The storm forced the cancellation of Monday's convention schedule. "We are going ahead with the program," said Russ Schriefer, an adviser to Republican nominee Mitt Romney. "However, we are going to watch the storm as it proceeds.
Top Medicare Stories this week:
The two major presidential candidates have been sparring over how best to tackle this problem, but they're not debating the real question, which is about the future role of a national safety net.
The cost of Medicare, which serves about 48 million people, is projected to increase from 3.7 percent of the gross domestic product in 2011 to 5.7 percent of GDP by 2035. But the program is inextricably linked with Medicaid, the coverage for low-income people, which is the nation's largest - it serves about 56 million people.
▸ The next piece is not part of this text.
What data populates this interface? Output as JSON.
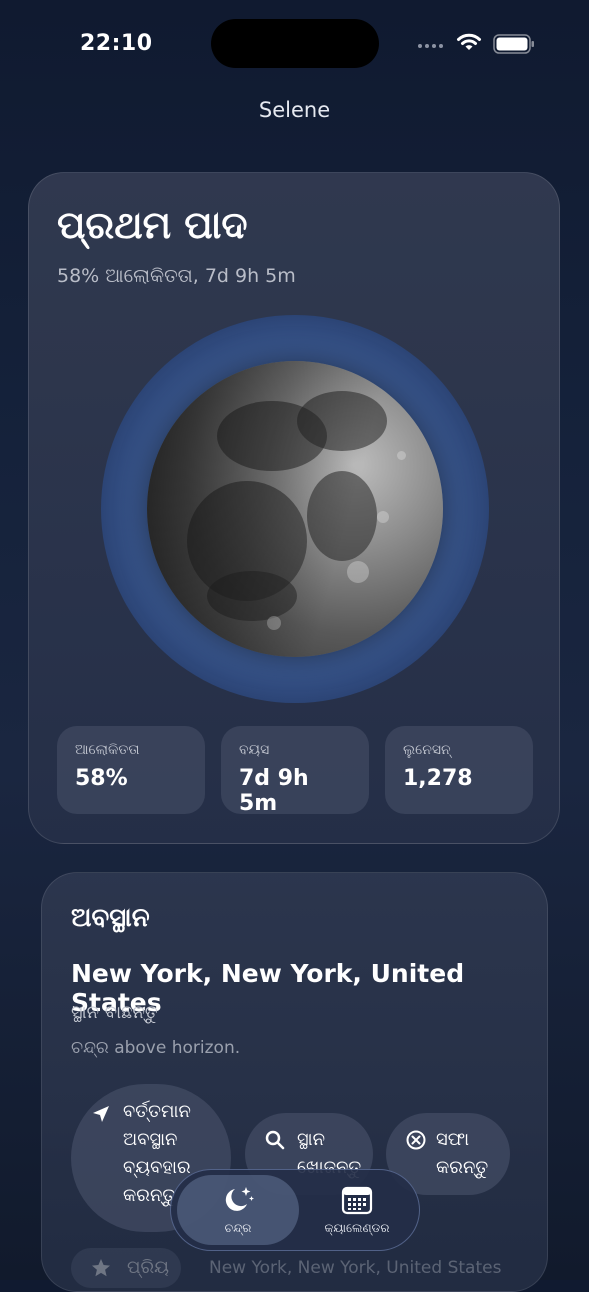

Republicans are winning the political debate on entitlement reform and Medicare, issues long dominated by Democrats, in the wake of Mitt Romney’s selection of running mate Paul Ryan.
A poll released last week shows seniors nationwide back the GOP proposals on Medicare overall, with tight battles in some key swing states.
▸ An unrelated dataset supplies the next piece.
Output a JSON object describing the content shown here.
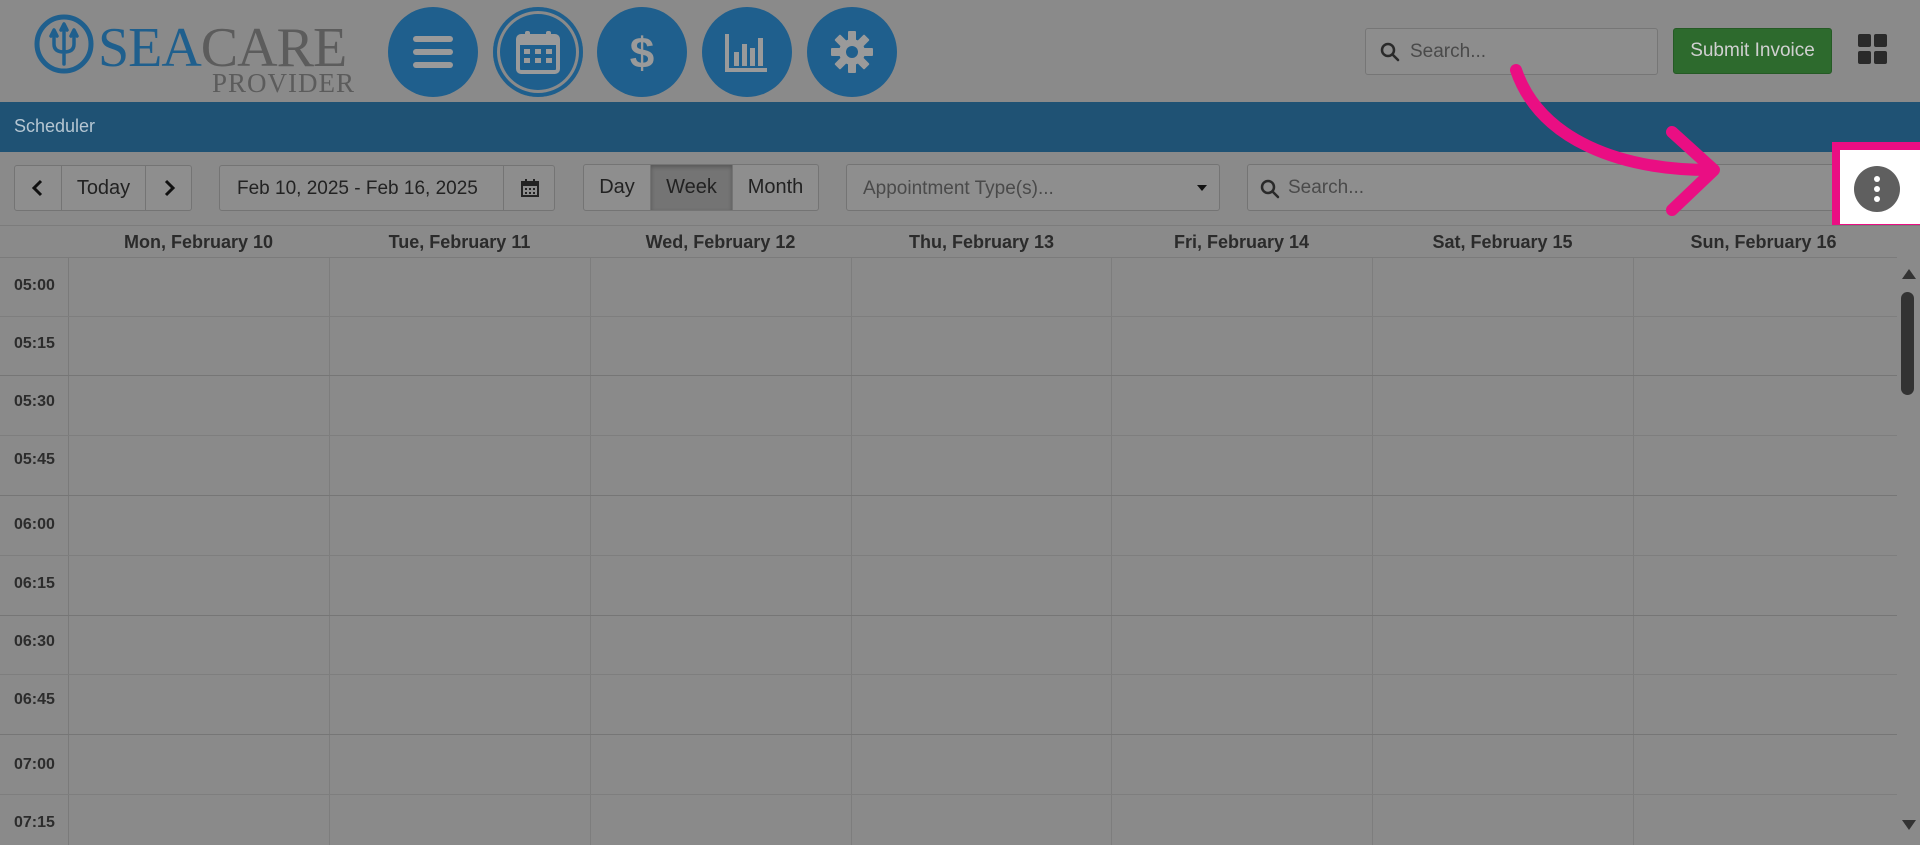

Most recently former NY Lt. Governor Betsy McGaughey in the WSJ (August 8th) commented on the ACA in “ObamaCares’s Phoney Deficit Reduction” choosing to carry water for the Republican candidates Romney and Ryan with the hope she can convince voters that President Obama's ACA will not reduce the cost of Medicare and instead will rob the Medicare TF. By her words alone, Ms. McGaughey cannot change the numeric of Medicare expected and occurring reduced growth and costs resulting from the passage of ACA. In her, Romney and Ryan's mines the logic of how the robbery of benefits and the Medicare is all too real even when the proof of the opposite is self-evident. The three will have to do double time if they are to provide enough water to conflate the ACA to the public if in fact they are to make them believe the illusion.
This Washington Post-ABC News poll was conducted by telephone August 22-25, 2012, among a random national sample of 1,002 adults, including landline and cell phone-only respondents. Results for the full sample have a margin of sampling error of plus or minus four points. The error margin is also four points for the sample of 857 registered voters. Sampling, data collection and tabulation by Abt-SRBI of New York.